El Paso, at 3,800 feet (1,200 m) elevation, is also capable of receiving snow; weather systems have produced over a foot of snow on several occasions. In 1980, three major snowstorms produced over a foot of snow; one in February, another in April and the last one in December, producing a white Christmas for the city. A major snowstorm in December 1987 dumped over two feet (65 cm) of snow.
One example of El Paso's varying climate at its most extreme was the winter storm of early February 2011, which caused closures of schools, businesses, and City Hall. The snow stopped after about a day, but then because of below freezing temperatures El Paso utilities went into a crisis. The high temperature on February 2, 2011 was 15 °F (−9.4 °C), which is very rare for El Paso. In addition, the low temperature on February 3 was 1 °F (−17.2 °C), which set a new monthly record low (the old one being 5 °F (−15.0 °C) which was set in the cold wave of 1899). Loss of desert vegetation, such as Mexican/California palm trees, oleanders, and iceplant to the cold weather was one of the results. Electric wires were broken, causing area blackouts. Many water utility pipes froze, causing areas of the city to be without water for several days. When the pipes thawed, water was unsafe to drink due to filtration systems not working, therefore schools were closed again.
Monthly means range from 45.1 °F (7.3 °C) in January to 83.3 °F (28.5 °C) in July, but the warmest highs are typically in June. There are 60 nights below freezing, 109 days at or above 90 °F (32 °C) and 20 days above 100 °F (38 °C) each year. The city's record high is 114 °F (46 °C), and its record low is −8 °F (−22 °C), with weather records for the area maintained by the National Weather Service since 1879.
Although the average annual rainfall is only about 9 inches (225 mm), many parts of El Paso are subject to occasional flooding during intense summer monsoonal thunderstorms. In late July and early August 2006, over 15 inches (380 mm) of rain fell in a week, overflowing all the flood-control reservoirs and causing major flooding city-wide. The city staff has estimated damage to public infrastructure as $21 million, and to private property (residential & commercial) as $77 million. Much of the damage was associated with development in recent decades in arroyos protected by flood-control dams and reservoirs, and the absence of any storm drain utility in the city to handle the flow of rain water.
10 Tallest Buildings in El Paso

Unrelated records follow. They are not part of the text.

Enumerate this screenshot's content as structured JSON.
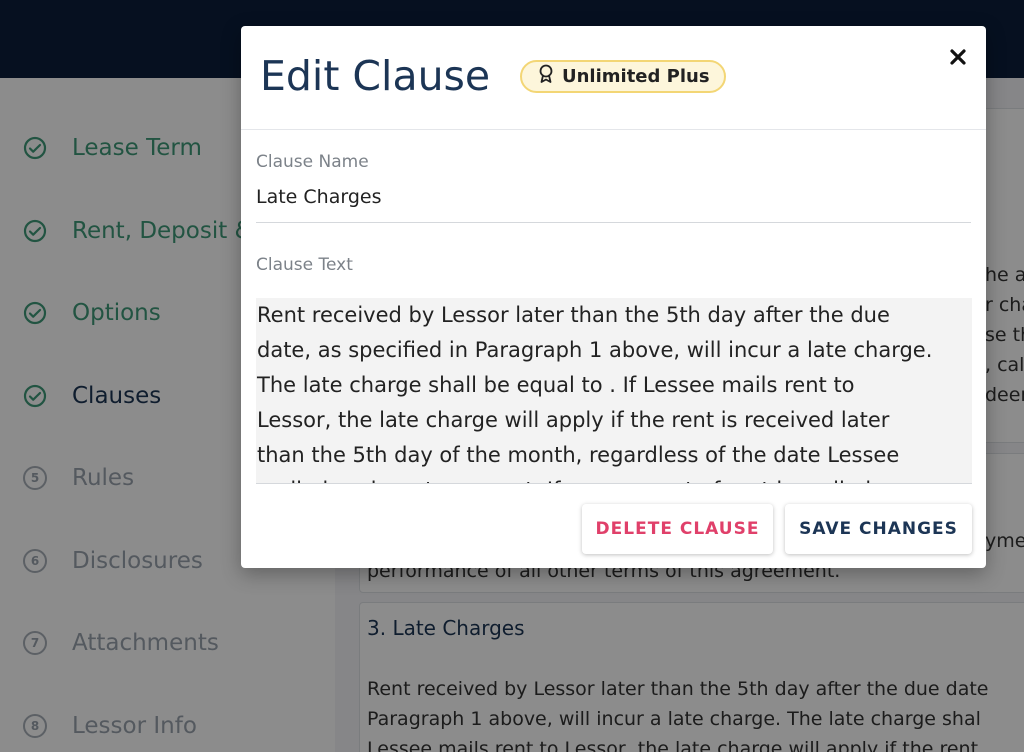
{
  "sidebar": {
    "items": [
      {
        "label": "Lease Term",
        "state": "done",
        "icon": "check-circle-icon"
      },
      {
        "label": "Rent, Deposit & Fees",
        "state": "done",
        "icon": "check-circle-icon"
      },
      {
        "label": "Options",
        "state": "done",
        "icon": "check-circle-icon"
      },
      {
        "label": "Clauses",
        "state": "current",
        "icon": "check-circle-icon"
      },
      {
        "label": "Rules",
        "state": "pending",
        "number": "5"
      },
      {
        "label": "Disclosures",
        "state": "pending",
        "number": "6"
      },
      {
        "label": "Attachments",
        "state": "pending",
        "number": "7"
      },
      {
        "label": "Lessor Info",
        "state": "pending",
        "number": "8"
      }
    ]
  },
  "background": {
    "right_fragments": [
      "he a",
      "r cha",
      "se th",
      ", calc",
      "deem"
    ],
    "mid_fragment": "ymen",
    "performance_line": "performance of all other terms of this agreement.",
    "clause3_title": "3. Late Charges",
    "clause3_lines": [
      "Rent received by Lessor later than the 5th day after the due date",
      "Paragraph 1 above, will incur a late charge. The late charge shal",
      "Lessee mails rent to Lessor, the late charge will apply if the rent"
    ]
  },
  "modal": {
    "title": "Edit Clause",
    "badge": {
      "label": "Unlimited Plus",
      "icon": "award-ribbon-icon",
      "color": "#f3d675"
    },
    "close_icon": "close-icon",
    "clause_name_label": "Clause Name",
    "clause_name_value": "Late Charges",
    "clause_text_label": "Clause Text",
    "clause_text_lines": [
      "Rent received by Lessor later than the 5th day after the due",
      "date, as specified in Paragraph 1 above, will incur a late charge.",
      "The late charge shall be equal to . If Lessee mails rent to",
      "Lessor, the late charge will apply if the rent is received later",
      "than the 5th day of the month, regardless of the date Lessee",
      "mailed such rent payment. If any amount of rent is mailed or"
    ],
    "delete_label": "DELETE CLAUSE",
    "save_label": "SAVE CHANGES"
  },
  "colors": {
    "navy": "#0b1e3b",
    "title": "#1c3555",
    "done_green": "#3f9a78",
    "delete_red": "#e0406a"
  }
}
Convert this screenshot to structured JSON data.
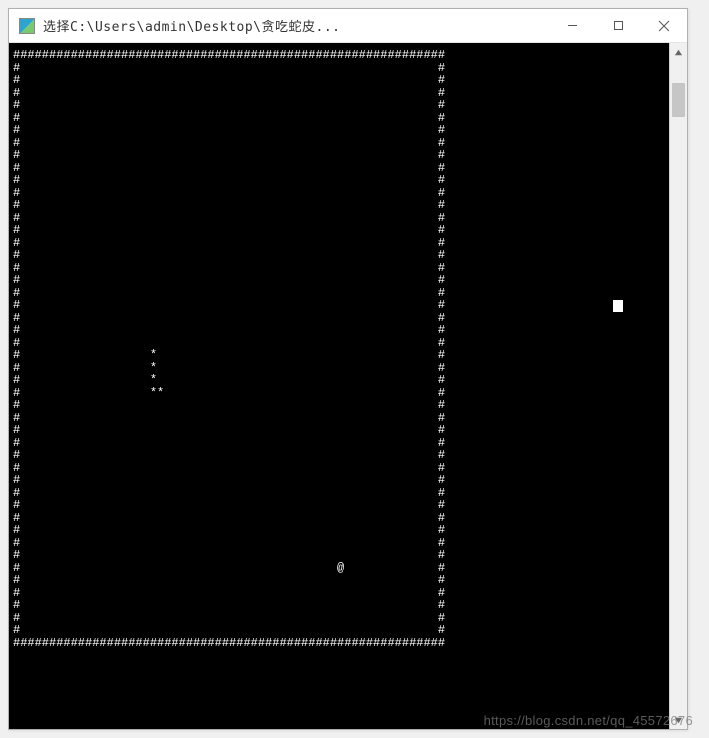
{
  "window": {
    "title": "选择C:\\Users\\admin\\Desktop\\贪吃蛇皮..."
  },
  "game": {
    "boardCols": 60,
    "boardRows": 48,
    "wallChar": "#",
    "emptyChar": " ",
    "snakeChar": "*",
    "foodChar": "@",
    "snake": [
      {
        "col": 19,
        "row": 24
      },
      {
        "col": 19,
        "row": 25
      },
      {
        "col": 19,
        "row": 26
      },
      {
        "col": 19,
        "row": 27
      },
      {
        "col": 20,
        "row": 27
      }
    ],
    "food": {
      "col": 45,
      "row": 41
    },
    "cursor": {
      "xPx": 604,
      "yPx": 257
    }
  },
  "watermark": "https://blog.csdn.net/qq_45572676"
}
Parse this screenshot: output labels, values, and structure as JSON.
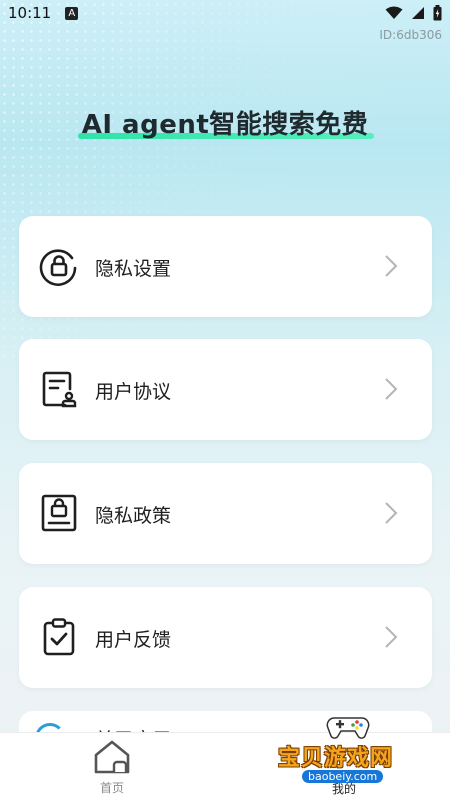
{
  "status_bar": {
    "time": "10:11",
    "notification_letter": "A"
  },
  "id_label": "ID:6db306",
  "headline": "AI agent智能搜索免费",
  "menu": [
    {
      "label": "隐私设置",
      "icon": "lock-circle-icon"
    },
    {
      "label": "用户协议",
      "icon": "document-user-icon"
    },
    {
      "label": "隐私政策",
      "icon": "document-lock-icon"
    },
    {
      "label": "用户反馈",
      "icon": "clipboard-check-icon"
    },
    {
      "label": "关于应用",
      "icon": "info-circle-icon"
    }
  ],
  "tabs": [
    {
      "label": "首页",
      "icon": "home-icon"
    },
    {
      "label": "我的",
      "icon": "user-icon"
    }
  ],
  "watermark": {
    "text": "宝贝游戏网",
    "url": "baobeiy.com"
  },
  "colors": {
    "accent_green": "#2ee6a6",
    "icon_dark": "#1f1f1f",
    "chevron": "#b5b5b5",
    "watermark_orange": "#f4a51c"
  }
}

El Paso's tallest building, the Wells Fargo Plaza, was built in the early-1970s as State National Plaza. The black-windowed, 296-foot (90 m) building is famous for its 13 white horizonal lights (18 lights per row on the east and west sides of the building, and 7 bulbs per row on the north and south sides) that were lit at night. The tower did use a design of the United States flag during the 4th of July holidays as well as the American hostage crisis of 1980, and was lit continuously following the September 11 attacks in 2001 until around 2006. During the Christmas holidays, a design of a Christmas tree was used, and at times, the letters "UTEP" was used to support University of Texas at El Paso athletics. The tower is now only lit during the holiday months, or when special events take place in the city.